→ ASSIGNMENT: Scan the entries for lines with the word "true" and copy those lines.

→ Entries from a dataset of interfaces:
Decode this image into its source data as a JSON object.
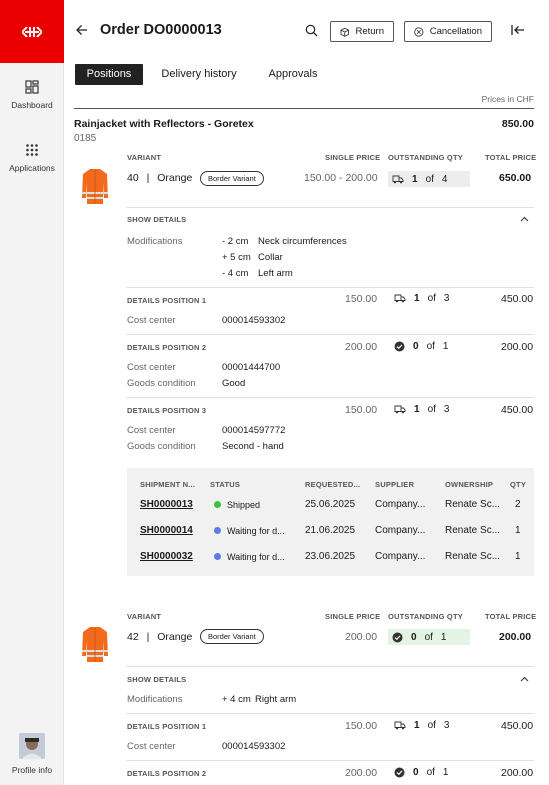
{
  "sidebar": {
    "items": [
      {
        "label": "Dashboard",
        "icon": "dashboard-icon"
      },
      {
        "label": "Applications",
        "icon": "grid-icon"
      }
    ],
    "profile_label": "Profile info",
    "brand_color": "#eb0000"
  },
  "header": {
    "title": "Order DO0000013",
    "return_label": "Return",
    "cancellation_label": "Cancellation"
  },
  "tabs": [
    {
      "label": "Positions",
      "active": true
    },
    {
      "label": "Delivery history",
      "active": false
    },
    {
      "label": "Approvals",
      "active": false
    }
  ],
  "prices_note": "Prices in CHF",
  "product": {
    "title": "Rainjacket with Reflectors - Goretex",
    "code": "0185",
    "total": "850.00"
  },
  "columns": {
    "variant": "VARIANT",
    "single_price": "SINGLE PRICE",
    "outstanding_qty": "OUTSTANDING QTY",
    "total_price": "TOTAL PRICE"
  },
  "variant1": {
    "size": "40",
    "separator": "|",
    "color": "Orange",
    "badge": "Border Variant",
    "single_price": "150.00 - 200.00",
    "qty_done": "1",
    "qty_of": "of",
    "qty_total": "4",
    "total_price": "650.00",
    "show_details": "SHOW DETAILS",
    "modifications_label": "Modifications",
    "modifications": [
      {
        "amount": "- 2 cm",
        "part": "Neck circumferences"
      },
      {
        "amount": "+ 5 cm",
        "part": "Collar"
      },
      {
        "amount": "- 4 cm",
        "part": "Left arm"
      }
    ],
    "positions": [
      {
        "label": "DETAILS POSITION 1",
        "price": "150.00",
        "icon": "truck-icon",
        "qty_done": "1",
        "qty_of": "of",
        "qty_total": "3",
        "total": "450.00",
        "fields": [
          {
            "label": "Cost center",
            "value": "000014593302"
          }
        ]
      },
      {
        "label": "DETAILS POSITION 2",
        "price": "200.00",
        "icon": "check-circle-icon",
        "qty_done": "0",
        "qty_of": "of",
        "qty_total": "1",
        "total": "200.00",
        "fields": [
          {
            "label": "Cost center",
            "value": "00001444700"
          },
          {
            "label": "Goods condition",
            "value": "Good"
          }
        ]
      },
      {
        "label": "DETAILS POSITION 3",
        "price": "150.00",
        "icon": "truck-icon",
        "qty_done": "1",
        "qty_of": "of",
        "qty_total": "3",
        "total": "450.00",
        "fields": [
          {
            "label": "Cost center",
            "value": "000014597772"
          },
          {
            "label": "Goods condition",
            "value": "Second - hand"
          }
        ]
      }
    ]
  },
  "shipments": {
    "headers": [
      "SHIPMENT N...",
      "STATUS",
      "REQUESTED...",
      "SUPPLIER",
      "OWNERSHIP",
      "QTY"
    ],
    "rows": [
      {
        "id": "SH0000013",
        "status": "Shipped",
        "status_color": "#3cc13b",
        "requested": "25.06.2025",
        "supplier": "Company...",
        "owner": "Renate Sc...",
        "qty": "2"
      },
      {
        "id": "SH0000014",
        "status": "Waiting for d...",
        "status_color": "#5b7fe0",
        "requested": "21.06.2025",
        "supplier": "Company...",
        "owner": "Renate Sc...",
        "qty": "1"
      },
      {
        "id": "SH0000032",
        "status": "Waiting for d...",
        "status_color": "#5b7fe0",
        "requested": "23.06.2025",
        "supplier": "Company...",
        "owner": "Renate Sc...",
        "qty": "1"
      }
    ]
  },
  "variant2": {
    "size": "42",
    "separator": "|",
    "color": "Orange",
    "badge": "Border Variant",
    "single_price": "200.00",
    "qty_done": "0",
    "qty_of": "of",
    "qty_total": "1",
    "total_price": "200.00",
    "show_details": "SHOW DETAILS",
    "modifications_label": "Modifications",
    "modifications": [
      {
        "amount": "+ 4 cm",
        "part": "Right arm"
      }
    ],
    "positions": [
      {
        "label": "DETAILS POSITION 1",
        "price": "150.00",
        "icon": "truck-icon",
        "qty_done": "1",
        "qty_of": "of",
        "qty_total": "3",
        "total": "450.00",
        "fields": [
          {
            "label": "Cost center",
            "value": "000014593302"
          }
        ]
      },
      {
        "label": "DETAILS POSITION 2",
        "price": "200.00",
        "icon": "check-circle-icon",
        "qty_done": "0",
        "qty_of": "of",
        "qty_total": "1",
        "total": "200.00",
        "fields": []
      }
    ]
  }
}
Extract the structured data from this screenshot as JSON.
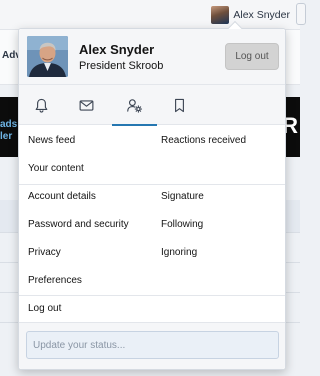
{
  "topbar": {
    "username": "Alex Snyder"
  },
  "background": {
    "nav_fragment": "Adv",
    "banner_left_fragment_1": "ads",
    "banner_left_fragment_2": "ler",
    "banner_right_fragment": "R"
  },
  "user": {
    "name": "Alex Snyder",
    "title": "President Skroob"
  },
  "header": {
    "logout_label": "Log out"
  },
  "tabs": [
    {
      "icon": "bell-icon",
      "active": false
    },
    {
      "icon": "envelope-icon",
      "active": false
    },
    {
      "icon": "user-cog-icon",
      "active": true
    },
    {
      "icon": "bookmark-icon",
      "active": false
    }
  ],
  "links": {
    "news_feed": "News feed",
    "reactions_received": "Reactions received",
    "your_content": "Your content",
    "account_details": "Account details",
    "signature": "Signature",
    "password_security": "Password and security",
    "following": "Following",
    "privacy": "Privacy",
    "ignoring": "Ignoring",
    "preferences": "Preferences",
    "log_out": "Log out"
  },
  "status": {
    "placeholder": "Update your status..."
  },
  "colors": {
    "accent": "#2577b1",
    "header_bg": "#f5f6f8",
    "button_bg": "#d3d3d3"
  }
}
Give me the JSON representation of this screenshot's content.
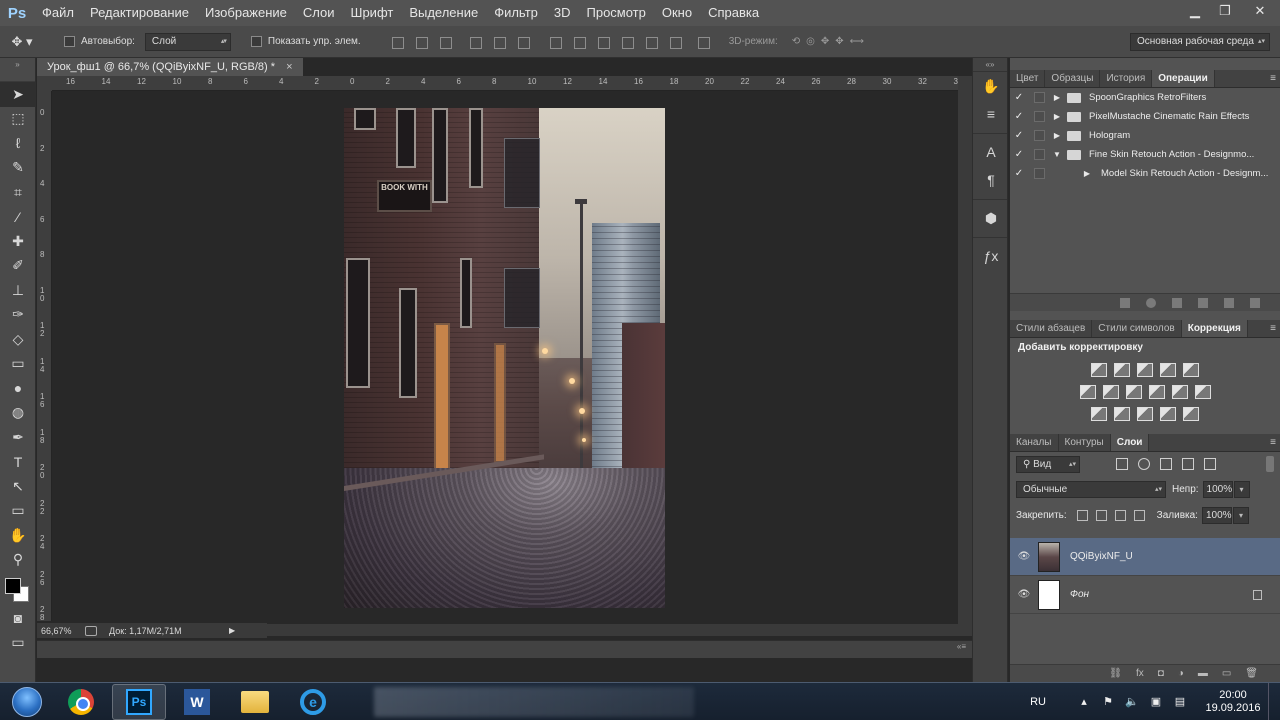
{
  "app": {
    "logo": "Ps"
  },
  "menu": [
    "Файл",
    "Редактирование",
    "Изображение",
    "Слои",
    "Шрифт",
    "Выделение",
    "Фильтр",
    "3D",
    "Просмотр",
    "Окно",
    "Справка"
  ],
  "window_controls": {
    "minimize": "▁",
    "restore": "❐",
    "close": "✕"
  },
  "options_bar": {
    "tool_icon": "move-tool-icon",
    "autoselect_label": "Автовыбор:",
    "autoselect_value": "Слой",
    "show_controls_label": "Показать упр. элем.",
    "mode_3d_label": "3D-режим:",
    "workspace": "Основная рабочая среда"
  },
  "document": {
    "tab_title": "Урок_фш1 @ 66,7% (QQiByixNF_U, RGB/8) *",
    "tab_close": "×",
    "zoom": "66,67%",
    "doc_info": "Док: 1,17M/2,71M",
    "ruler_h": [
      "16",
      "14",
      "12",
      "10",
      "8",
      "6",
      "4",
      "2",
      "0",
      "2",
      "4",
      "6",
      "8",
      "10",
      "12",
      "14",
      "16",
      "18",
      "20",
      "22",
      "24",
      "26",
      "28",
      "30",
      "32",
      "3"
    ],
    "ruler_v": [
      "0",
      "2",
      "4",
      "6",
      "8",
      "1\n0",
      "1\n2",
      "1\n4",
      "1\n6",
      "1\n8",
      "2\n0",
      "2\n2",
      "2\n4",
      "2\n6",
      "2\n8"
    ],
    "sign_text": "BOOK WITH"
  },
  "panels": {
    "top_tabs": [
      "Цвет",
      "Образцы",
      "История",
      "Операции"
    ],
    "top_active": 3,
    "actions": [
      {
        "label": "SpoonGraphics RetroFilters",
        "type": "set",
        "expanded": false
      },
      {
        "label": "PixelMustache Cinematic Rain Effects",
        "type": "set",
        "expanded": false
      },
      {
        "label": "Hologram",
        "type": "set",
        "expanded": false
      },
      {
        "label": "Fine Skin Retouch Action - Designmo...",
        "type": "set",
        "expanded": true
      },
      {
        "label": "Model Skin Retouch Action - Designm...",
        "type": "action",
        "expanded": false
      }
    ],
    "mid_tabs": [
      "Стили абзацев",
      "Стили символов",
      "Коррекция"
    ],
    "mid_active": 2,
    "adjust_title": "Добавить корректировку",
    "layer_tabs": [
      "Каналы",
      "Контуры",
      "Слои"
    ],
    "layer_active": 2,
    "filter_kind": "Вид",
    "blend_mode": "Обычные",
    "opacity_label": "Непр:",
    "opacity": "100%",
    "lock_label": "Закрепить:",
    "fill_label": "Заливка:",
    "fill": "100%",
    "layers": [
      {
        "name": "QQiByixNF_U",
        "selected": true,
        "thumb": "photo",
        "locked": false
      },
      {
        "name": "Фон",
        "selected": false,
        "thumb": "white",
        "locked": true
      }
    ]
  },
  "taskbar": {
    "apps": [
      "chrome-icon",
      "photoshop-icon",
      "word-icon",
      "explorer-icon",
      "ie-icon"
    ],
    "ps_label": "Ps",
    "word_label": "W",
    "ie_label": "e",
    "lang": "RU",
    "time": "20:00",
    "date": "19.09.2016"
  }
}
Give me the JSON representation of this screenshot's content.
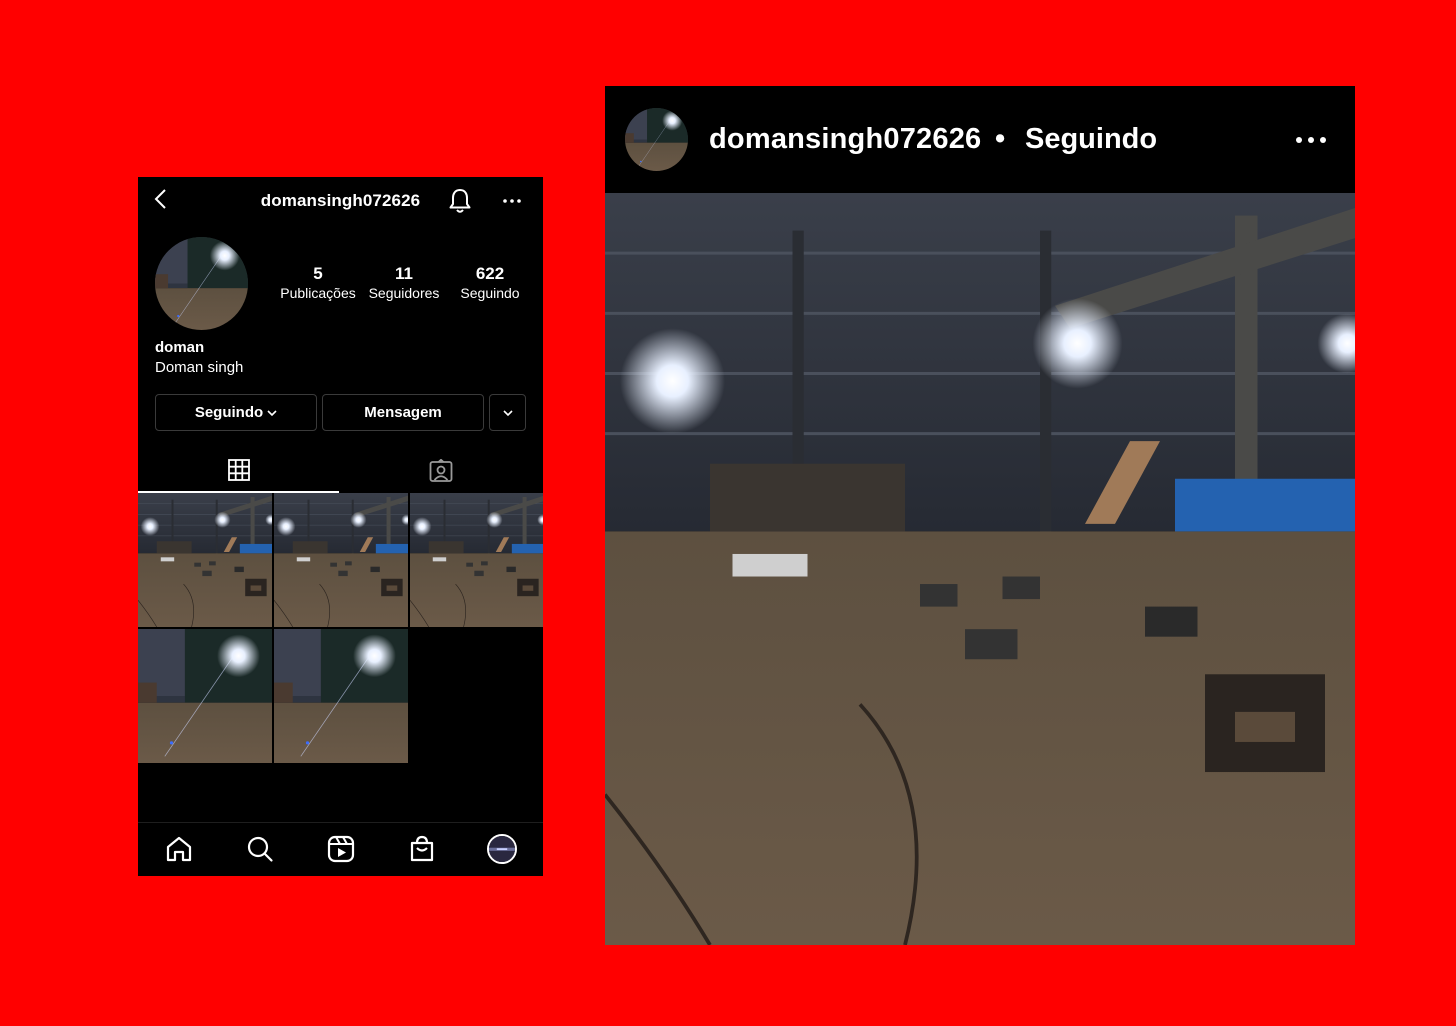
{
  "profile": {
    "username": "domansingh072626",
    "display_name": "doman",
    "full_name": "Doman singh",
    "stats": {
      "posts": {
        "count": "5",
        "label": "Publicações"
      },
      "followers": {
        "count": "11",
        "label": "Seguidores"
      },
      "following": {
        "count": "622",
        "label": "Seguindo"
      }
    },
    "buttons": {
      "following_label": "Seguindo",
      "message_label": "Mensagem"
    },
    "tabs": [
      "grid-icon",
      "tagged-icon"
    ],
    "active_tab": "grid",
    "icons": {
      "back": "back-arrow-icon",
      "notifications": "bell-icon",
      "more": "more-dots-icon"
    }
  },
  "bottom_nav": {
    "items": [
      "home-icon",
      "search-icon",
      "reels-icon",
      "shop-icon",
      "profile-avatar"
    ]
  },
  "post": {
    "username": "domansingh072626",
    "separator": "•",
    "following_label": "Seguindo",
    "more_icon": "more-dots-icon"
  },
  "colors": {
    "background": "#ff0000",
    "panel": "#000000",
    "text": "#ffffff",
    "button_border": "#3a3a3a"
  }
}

→ OUTPUT:
      "active": true
      "active": true
        "expanded": true
        "selected": true,
        "locked": true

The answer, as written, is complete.